◆ EXERCISE REQUIREMENTS ◆
For every line in the material below that holds "user", report the line.

◆ EXERCISE DATA ◆
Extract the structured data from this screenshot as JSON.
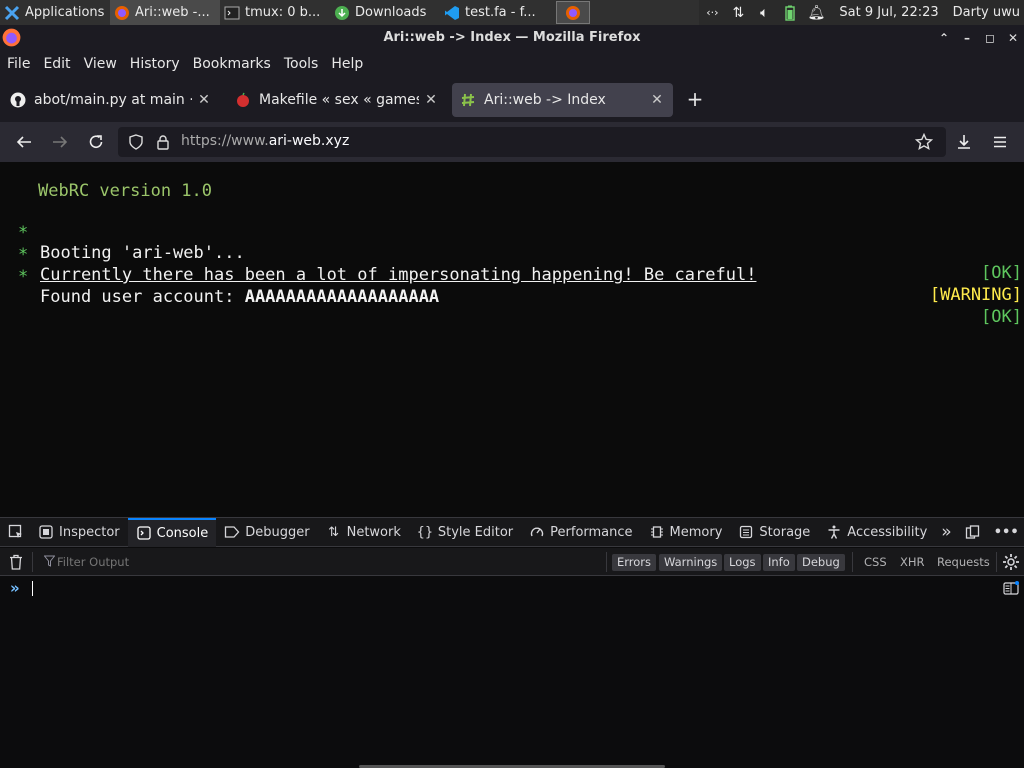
{
  "panel": {
    "apps_label": "Applications",
    "tasks": [
      {
        "label": "Ari::web -..."
      },
      {
        "label": "tmux: 0 b..."
      },
      {
        "label": "Downloads"
      },
      {
        "label": "test.fa - f..."
      }
    ],
    "clock": "Sat  9 Jul, 22:23",
    "user": "Darty uwu"
  },
  "window": {
    "title": "Ari::web -> Index — Mozilla Firefox"
  },
  "menubar": {
    "items": [
      "File",
      "Edit",
      "View",
      "History",
      "Bookmarks",
      "Tools",
      "Help"
    ]
  },
  "tabs": [
    {
      "title": "abot/main.py at main · Tr",
      "active": false
    },
    {
      "title": "Makefile « sex « games ·",
      "active": false
    },
    {
      "title": "Ari::web -> Index",
      "active": true
    }
  ],
  "nav": {
    "url_prefix": "https://www.",
    "url_host": "ari-web.xyz"
  },
  "page": {
    "header": "WebRC version 1.0",
    "lines": [
      {
        "bullet": "*",
        "text": "Booting 'ari-web'...",
        "status": "[OK]"
      },
      {
        "bullet": "*",
        "text": "Currently there has been a lot of impersonating happening! Be careful!",
        "status": "[WARNING]"
      },
      {
        "bullet": "*",
        "text": "Found user account: ",
        "account": "AAAAAAAAAAAAAAAAAAA",
        "status": "[OK]"
      }
    ],
    "colors": {
      "ok": "#5ec65e",
      "warning": "#ffeb4c",
      "header": "#9bc56a"
    }
  },
  "devtools": {
    "tabs": [
      "Inspector",
      "Console",
      "Debugger",
      "Network",
      "Style Editor",
      "Performance",
      "Memory",
      "Storage",
      "Accessibility"
    ],
    "active_tab": "Console",
    "filter_placeholder": "Filter Output",
    "levels": [
      "Errors",
      "Warnings",
      "Logs",
      "Info",
      "Debug"
    ],
    "types": [
      "CSS",
      "XHR",
      "Requests"
    ],
    "prompt": "»"
  }
}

◆ SOLUTION ◆
    "user": "Darty uwu"
        "text": "Found user account: ",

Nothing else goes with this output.